DATASET EXTRACT —
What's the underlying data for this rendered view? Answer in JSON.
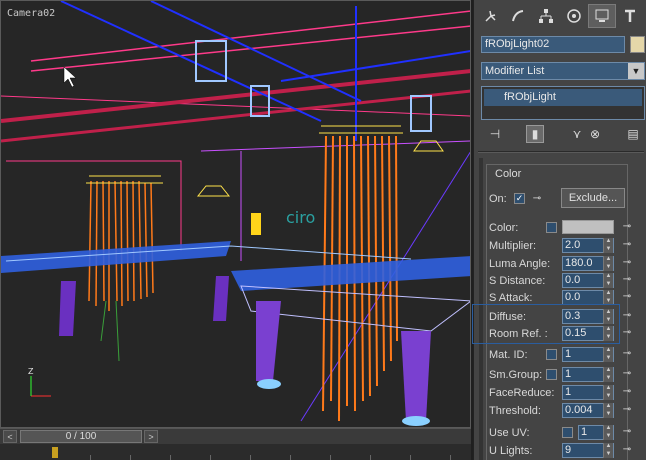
{
  "viewport": {
    "label": "Camera02",
    "scene_text": "ciro"
  },
  "timebar": {
    "frame": "0 / 100",
    "prev": "<",
    "next": ">"
  },
  "panel": {
    "tabs": [
      "create-icon",
      "modify-icon",
      "hierarchy-icon",
      "motion-icon",
      "display-icon",
      "utilities-icon"
    ],
    "object_name": "fRObjLight02",
    "object_color": "#e5d7a9",
    "modifier_list": "Modifier List",
    "stack_item": "fRObjLight",
    "rollout_title": "Color",
    "on_label": "On:",
    "on_checked": true,
    "exclude_label": "Exclude...",
    "color_label": "Color:",
    "swatch_color": "#c0c0c0",
    "params": [
      {
        "label": "Multiplier:",
        "value": "2.0"
      },
      {
        "label": "Luma Angle:",
        "value": "180.0"
      },
      {
        "label": "S Distance:",
        "value": "0.0"
      },
      {
        "label": "S Attack:",
        "value": "0.0"
      },
      {
        "label": "Diffuse:",
        "value": "0.3"
      },
      {
        "label": "Room Ref. :",
        "value": "0.15"
      }
    ],
    "params2": [
      {
        "label": "Mat. ID:",
        "value": "1",
        "check": true
      },
      {
        "label": "Sm.Group:",
        "value": "1",
        "check": true
      },
      {
        "label": "FaceReduce:",
        "value": "1",
        "check": false
      },
      {
        "label": "Threshold:",
        "value": "0.004",
        "check": false
      },
      {
        "label": "Use UV:",
        "value": "1",
        "check": true
      },
      {
        "label": "U Lights:",
        "value": "9",
        "check": false
      }
    ]
  }
}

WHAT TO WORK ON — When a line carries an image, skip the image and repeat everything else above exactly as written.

THE ANSWER —
What's the underlying data for this rendered view? Answer in JSON.
{
  "viewport": {
    "label": "Camera02",
    "scene_text": "ciro"
  },
  "timebar": {
    "frame": "0 / 100",
    "prev": "<",
    "next": ">"
  },
  "panel": {
    "tabs": [
      "create-icon",
      "modify-icon",
      "hierarchy-icon",
      "motion-icon",
      "display-icon",
      "utilities-icon"
    ],
    "object_name": "fRObjLight02",
    "object_color": "#e5d7a9",
    "modifier_list": "Modifier List",
    "stack_item": "fRObjLight",
    "rollout_title": "Color",
    "on_label": "On:",
    "on_checked": true,
    "exclude_label": "Exclude...",
    "color_label": "Color:",
    "swatch_color": "#c0c0c0",
    "params": [
      {
        "label": "Multiplier:",
        "value": "2.0"
      },
      {
        "label": "Luma Angle:",
        "value": "180.0"
      },
      {
        "label": "S Distance:",
        "value": "0.0"
      },
      {
        "label": "S Attack:",
        "value": "0.0"
      },
      {
        "label": "Diffuse:",
        "value": "0.3"
      },
      {
        "label": "Room Ref. :",
        "value": "0.15"
      }
    ],
    "params2": [
      {
        "label": "Mat. ID:",
        "value": "1",
        "check": true
      },
      {
        "label": "Sm.Group:",
        "value": "1",
        "check": true
      },
      {
        "label": "FaceReduce:",
        "value": "1",
        "check": false
      },
      {
        "label": "Threshold:",
        "value": "0.004",
        "check": false
      },
      {
        "label": "Use UV:",
        "value": "1",
        "check": true
      },
      {
        "label": "U Lights:",
        "value": "9",
        "check": false
      }
    ]
  }
}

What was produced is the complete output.